_WHAT TO DO_
I would like every line of the records below that contains the word "kind" copied.
---------------
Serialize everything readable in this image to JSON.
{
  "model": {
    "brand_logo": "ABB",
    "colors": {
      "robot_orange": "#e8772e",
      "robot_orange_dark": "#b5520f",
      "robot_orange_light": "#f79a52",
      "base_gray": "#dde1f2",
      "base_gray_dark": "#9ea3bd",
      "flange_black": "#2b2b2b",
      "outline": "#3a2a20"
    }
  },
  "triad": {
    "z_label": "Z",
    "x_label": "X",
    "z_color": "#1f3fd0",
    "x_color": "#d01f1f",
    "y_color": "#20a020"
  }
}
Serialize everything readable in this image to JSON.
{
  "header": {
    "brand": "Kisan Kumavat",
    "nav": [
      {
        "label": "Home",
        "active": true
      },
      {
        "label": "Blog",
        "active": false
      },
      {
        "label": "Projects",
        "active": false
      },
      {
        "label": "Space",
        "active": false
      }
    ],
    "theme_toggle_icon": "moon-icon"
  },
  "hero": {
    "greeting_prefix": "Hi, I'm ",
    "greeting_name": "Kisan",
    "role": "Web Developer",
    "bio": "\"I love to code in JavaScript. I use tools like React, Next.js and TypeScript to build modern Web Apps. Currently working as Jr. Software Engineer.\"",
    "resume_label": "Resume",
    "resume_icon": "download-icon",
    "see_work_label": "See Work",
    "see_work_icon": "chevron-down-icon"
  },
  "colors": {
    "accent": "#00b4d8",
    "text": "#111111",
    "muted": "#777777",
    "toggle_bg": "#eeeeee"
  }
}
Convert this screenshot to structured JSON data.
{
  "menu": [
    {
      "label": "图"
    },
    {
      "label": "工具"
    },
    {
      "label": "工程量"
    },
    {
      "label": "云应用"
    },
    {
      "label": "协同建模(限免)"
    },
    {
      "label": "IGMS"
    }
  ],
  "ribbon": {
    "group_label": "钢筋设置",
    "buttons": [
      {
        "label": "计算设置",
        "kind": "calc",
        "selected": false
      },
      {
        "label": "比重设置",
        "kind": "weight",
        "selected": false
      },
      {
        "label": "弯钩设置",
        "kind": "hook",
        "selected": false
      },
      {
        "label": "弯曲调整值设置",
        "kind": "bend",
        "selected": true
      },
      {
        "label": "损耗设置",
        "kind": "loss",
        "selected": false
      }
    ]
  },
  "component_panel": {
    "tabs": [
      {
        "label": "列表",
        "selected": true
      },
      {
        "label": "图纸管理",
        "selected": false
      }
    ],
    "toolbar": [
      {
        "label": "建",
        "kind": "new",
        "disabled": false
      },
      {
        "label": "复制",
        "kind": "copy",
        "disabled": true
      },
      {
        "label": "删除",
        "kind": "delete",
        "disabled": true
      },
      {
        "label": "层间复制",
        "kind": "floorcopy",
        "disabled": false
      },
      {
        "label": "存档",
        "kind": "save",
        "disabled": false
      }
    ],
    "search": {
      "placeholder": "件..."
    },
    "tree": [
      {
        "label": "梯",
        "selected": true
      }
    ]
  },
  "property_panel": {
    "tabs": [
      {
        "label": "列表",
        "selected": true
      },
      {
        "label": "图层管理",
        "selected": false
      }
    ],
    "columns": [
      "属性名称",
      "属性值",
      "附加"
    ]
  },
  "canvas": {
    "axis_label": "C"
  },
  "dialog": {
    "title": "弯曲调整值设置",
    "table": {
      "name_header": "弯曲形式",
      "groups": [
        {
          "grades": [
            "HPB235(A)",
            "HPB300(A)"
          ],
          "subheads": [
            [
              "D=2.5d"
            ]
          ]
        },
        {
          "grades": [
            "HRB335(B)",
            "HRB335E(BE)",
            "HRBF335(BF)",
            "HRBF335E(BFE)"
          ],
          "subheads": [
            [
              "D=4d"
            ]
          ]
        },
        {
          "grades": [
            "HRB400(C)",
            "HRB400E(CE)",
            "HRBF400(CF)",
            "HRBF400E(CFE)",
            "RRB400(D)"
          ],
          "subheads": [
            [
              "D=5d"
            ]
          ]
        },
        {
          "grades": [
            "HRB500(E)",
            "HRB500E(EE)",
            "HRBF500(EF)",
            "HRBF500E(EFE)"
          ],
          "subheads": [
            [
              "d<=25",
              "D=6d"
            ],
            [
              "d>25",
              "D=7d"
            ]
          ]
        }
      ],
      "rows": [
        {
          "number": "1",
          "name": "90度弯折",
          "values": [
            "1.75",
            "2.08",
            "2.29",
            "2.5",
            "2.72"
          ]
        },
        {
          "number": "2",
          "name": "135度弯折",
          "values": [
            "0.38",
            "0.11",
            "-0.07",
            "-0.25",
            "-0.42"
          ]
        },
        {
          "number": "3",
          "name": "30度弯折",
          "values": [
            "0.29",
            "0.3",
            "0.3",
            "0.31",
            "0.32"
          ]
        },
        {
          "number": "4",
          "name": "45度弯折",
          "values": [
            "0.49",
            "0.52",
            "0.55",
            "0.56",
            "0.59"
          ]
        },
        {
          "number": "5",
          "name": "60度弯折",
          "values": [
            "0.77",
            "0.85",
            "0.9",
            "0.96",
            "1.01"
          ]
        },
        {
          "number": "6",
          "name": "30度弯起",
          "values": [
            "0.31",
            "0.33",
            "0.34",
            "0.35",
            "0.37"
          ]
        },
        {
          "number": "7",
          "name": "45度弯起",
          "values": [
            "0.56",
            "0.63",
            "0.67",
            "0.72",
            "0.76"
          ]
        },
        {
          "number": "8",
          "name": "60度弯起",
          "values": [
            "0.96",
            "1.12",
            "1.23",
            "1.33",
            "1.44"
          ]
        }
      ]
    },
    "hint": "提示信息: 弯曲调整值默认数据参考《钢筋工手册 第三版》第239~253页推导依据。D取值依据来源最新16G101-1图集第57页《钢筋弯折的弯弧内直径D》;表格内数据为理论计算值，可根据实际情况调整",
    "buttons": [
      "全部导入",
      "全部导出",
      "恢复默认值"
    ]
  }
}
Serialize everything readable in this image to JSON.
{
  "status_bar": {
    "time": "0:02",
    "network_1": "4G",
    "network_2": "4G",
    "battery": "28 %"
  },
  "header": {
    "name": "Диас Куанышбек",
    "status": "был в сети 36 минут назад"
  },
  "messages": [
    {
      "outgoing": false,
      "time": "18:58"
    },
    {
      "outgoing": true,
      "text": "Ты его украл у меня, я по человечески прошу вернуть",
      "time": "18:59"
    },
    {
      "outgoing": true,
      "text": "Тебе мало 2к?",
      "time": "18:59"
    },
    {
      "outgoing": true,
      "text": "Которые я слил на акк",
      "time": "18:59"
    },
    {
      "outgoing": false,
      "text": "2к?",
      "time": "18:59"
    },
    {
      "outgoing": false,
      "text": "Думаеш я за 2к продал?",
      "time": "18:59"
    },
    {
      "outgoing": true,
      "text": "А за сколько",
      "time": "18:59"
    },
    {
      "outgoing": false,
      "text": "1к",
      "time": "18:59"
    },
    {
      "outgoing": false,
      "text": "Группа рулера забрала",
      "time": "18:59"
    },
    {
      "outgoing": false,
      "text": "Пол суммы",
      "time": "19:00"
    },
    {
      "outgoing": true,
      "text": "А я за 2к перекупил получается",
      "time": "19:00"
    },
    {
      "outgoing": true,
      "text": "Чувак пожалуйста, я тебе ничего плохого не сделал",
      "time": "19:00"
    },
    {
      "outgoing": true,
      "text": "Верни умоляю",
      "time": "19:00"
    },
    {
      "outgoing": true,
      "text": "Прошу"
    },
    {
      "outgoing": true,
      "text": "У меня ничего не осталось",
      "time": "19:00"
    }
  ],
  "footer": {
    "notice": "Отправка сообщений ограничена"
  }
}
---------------
_TASK RESULT_
        "kind": "calc",
        "kind": "weight",
        "kind": "hook",
        "kind": "bend",
        "kind": "loss",
        "kind": "new",
        "kind": "copy",
        "kind": "delete",
        "kind": "floorcopy",
        "kind": "save",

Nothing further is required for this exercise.